* _Aim of the exercise_: The records below hold pictures; please leave those out and retype the rest exactly.

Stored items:
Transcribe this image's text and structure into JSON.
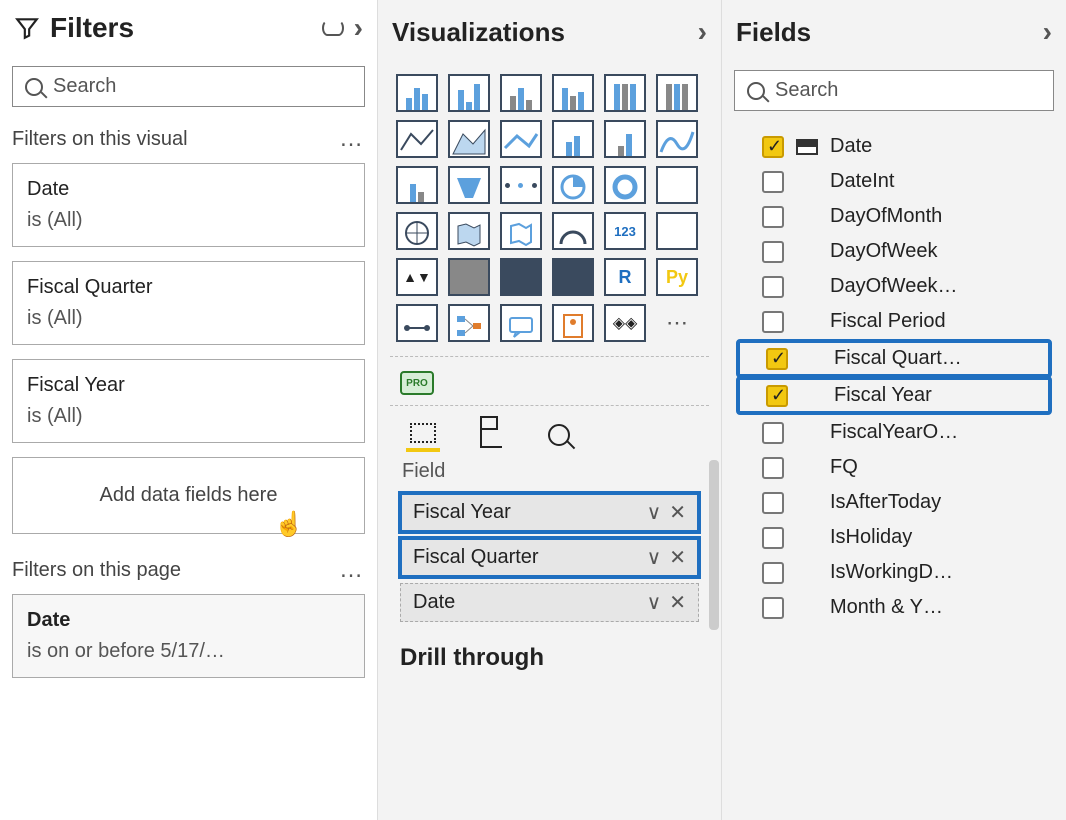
{
  "filters": {
    "title": "Filters",
    "search_placeholder": "Search",
    "sections": {
      "visual": {
        "title": "Filters on this visual"
      },
      "page": {
        "title": "Filters on this page"
      }
    },
    "cards": {
      "date": {
        "name": "Date",
        "cond": "is (All)"
      },
      "fq": {
        "name": "Fiscal Quarter",
        "cond": "is (All)"
      },
      "fy": {
        "name": "Fiscal Year",
        "cond": "is (All)"
      },
      "page_date": {
        "name": "Date",
        "cond": "is on or before 5/17/…"
      }
    },
    "dropzone": "Add data fields here"
  },
  "viz": {
    "title": "Visualizations",
    "pro_label": "PRO",
    "r_label": "R",
    "py_label": "Py",
    "wells": {
      "label": "Field"
    },
    "field_items": {
      "fy": "Fiscal Year",
      "fq": "Fiscal Quarter",
      "date": "Date"
    },
    "drill_label": "Drill through"
  },
  "fields": {
    "title": "Fields",
    "search_placeholder": "Search",
    "items": {
      "date": {
        "label": "Date",
        "checked": true,
        "istable": true
      },
      "dateint": {
        "label": "DateInt",
        "checked": false
      },
      "dayofmonth": {
        "label": "DayOfMonth",
        "checked": false
      },
      "dayofweek": {
        "label": "DayOfWeek",
        "checked": false
      },
      "dayofweekn": {
        "label": "DayOfWeek…",
        "checked": false
      },
      "fiscalperiod": {
        "label": "Fiscal Period",
        "checked": false
      },
      "fiscalquart": {
        "label": "Fiscal Quart…",
        "checked": true
      },
      "fiscalyear": {
        "label": "Fiscal Year",
        "checked": true
      },
      "fiscalyearo": {
        "label": "FiscalYearO…",
        "checked": false
      },
      "fq": {
        "label": "FQ",
        "checked": false
      },
      "isaftertoday": {
        "label": "IsAfterToday",
        "checked": false
      },
      "isholiday": {
        "label": "IsHoliday",
        "checked": false
      },
      "isworkingd": {
        "label": "IsWorkingD…",
        "checked": false
      },
      "monthy": {
        "label": "Month & Y…",
        "checked": false
      }
    }
  }
}
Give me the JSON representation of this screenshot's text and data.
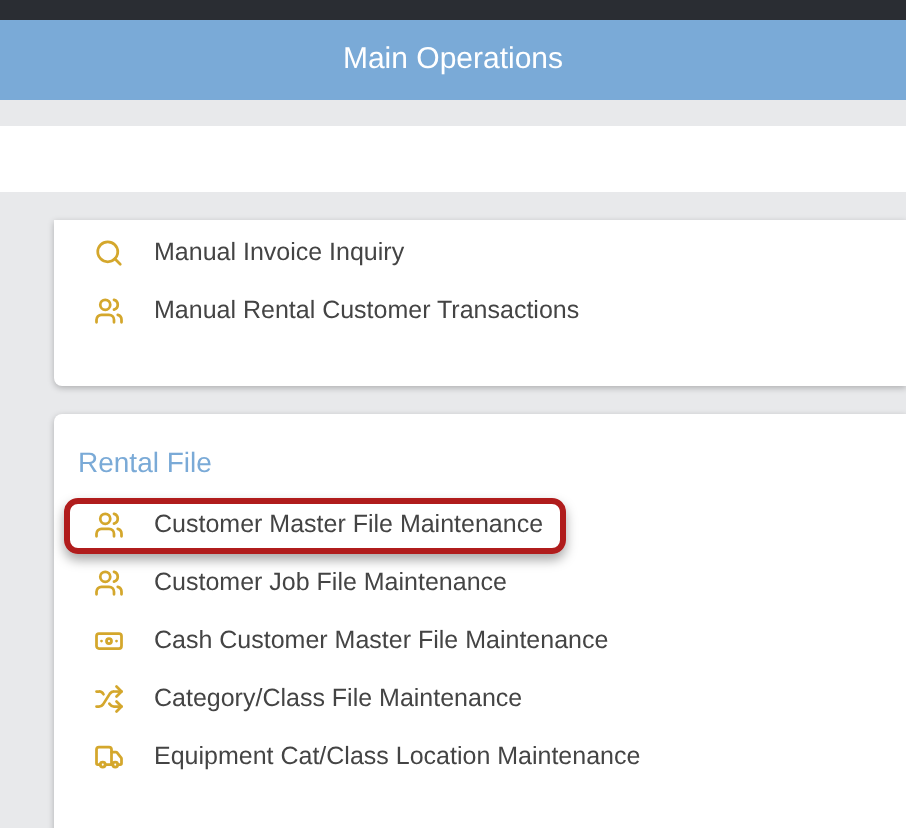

* _The completed task_:
Transcribe this image's text and structure into JSON.
{
  "filters": {
    "title": "Filters",
    "search_placeholder": "Search",
    "sections": {
      "visual": {
        "title": "Filters on this visual"
      },
      "page": {
        "title": "Filters on this page"
      }
    },
    "cards": {
      "date": {
        "name": "Date",
        "cond": "is (All)"
      },
      "fq": {
        "name": "Fiscal Quarter",
        "cond": "is (All)"
      },
      "fy": {
        "name": "Fiscal Year",
        "cond": "is (All)"
      },
      "page_date": {
        "name": "Date",
        "cond": "is on or before 5/17/…"
      }
    },
    "dropzone": "Add data fields here"
  },
  "viz": {
    "title": "Visualizations",
    "pro_label": "PRO",
    "r_label": "R",
    "py_label": "Py",
    "wells": {
      "label": "Field"
    },
    "field_items": {
      "fy": "Fiscal Year",
      "fq": "Fiscal Quarter",
      "date": "Date"
    },
    "drill_label": "Drill through"
  },
  "fields": {
    "title": "Fields",
    "search_placeholder": "Search",
    "items": {
      "date": {
        "label": "Date",
        "checked": true,
        "istable": true
      },
      "dateint": {
        "label": "DateInt",
        "checked": false
      },
      "dayofmonth": {
        "label": "DayOfMonth",
        "checked": false
      },
      "dayofweek": {
        "label": "DayOfWeek",
        "checked": false
      },
      "dayofweekn": {
        "label": "DayOfWeek…",
        "checked": false
      },
      "fiscalperiod": {
        "label": "Fiscal Period",
        "checked": false
      },
      "fiscalquart": {
        "label": "Fiscal Quart…",
        "checked": true
      },
      "fiscalyear": {
        "label": "Fiscal Year",
        "checked": true
      },
      "fiscalyearo": {
        "label": "FiscalYearO…",
        "checked": false
      },
      "fq": {
        "label": "FQ",
        "checked": false
      },
      "isaftertoday": {
        "label": "IsAfterToday",
        "checked": false
      },
      "isholiday": {
        "label": "IsHoliday",
        "checked": false
      },
      "isworkingd": {
        "label": "IsWorkingD…",
        "checked": false
      },
      "monthy": {
        "label": "Month & Y…",
        "checked": false
      }
    }
  }
}
Give me the JSON representation of this screenshot's text and data.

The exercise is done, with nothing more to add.